However, as Telangana is the only state to have accepted the digital motor policy so far, those in other states will still need to carry a print out of their policy as the traffic cop may insist on a physical document as a digital policy won’t be applicable.
Benefits of digital policy
The obvious benefit of a digital motor insurance policy is convenience. For the authorities, too, it is a win-win situation, as it ensures greater compliance—the QR code allows authorities to inspect and verify the policies. For the policyholders, there is added advantage of cost saving. However, cost saving may not translate into lower third-party insurance premiums as the premiums are tariffed and decided by the regulator ever year. But the own damage component of your motor insurance policy is decided by the insurer and as insurers save on costs, some of that savings may pass on to you.
“We may not see cost savings immediately as insurers still need to send physical copies of the insurance if not issued through the repository. But eventually as digital policies become the norm and physical ones are done away with, there will be cost savings, and insurers and policyholders will benefit,” said K.G. Krishnamoorthy Rao, managing director and chief executive office, Future Generali India Insurance Co. Ltd.
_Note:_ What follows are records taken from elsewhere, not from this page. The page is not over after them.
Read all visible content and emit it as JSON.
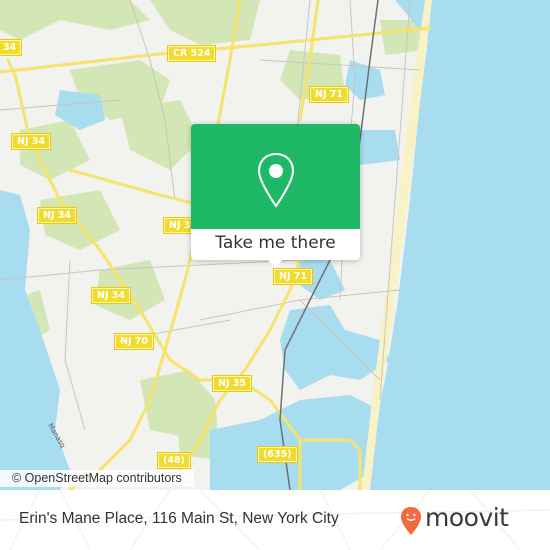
{
  "map": {
    "attribution": "© OpenStreetMap contributors",
    "colors": {
      "land": "#f2f2ef",
      "park": "#d3e6b6",
      "water": "#a8dcef",
      "beach": "#f9f2c4",
      "road": "#f6e36b",
      "minor_road": "#c8c6c0",
      "rail": "#707070"
    },
    "route_shields": [
      {
        "id": "nj34-a",
        "label": "34"
      },
      {
        "id": "cr524",
        "label": "CR 524"
      },
      {
        "id": "nj71-a",
        "label": "NJ 71"
      },
      {
        "id": "nj34-b",
        "label": "NJ 34"
      },
      {
        "id": "nj34-c",
        "label": "NJ 34"
      },
      {
        "id": "nj3x",
        "label": "NJ 3"
      },
      {
        "id": "nj34-d",
        "label": "NJ 34"
      },
      {
        "id": "nj71-b",
        "label": "NJ 71"
      },
      {
        "id": "nj70",
        "label": "NJ 70"
      },
      {
        "id": "nj35",
        "label": "NJ 35"
      },
      {
        "id": "r48",
        "label": "(48)"
      },
      {
        "id": "r635",
        "label": "(635)"
      }
    ],
    "place_labels": [
      {
        "id": "manasquan",
        "label": "Manasq"
      }
    ]
  },
  "popup": {
    "icon": "location-pin-icon",
    "button_label": "Take me there",
    "accent": "#1fb867"
  },
  "footer": {
    "place_text": "Erin's Mane Place, 116 Main St, New York City",
    "brand": "moovit",
    "brand_color": "#f26a3d"
  }
}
So, even if you may not benefit immediately as the traffic cops in your area may insist on seeing physical papers, digital policies are here to stay and be accepted. Very soon you will just need to pull out your cell phone and show the policy document.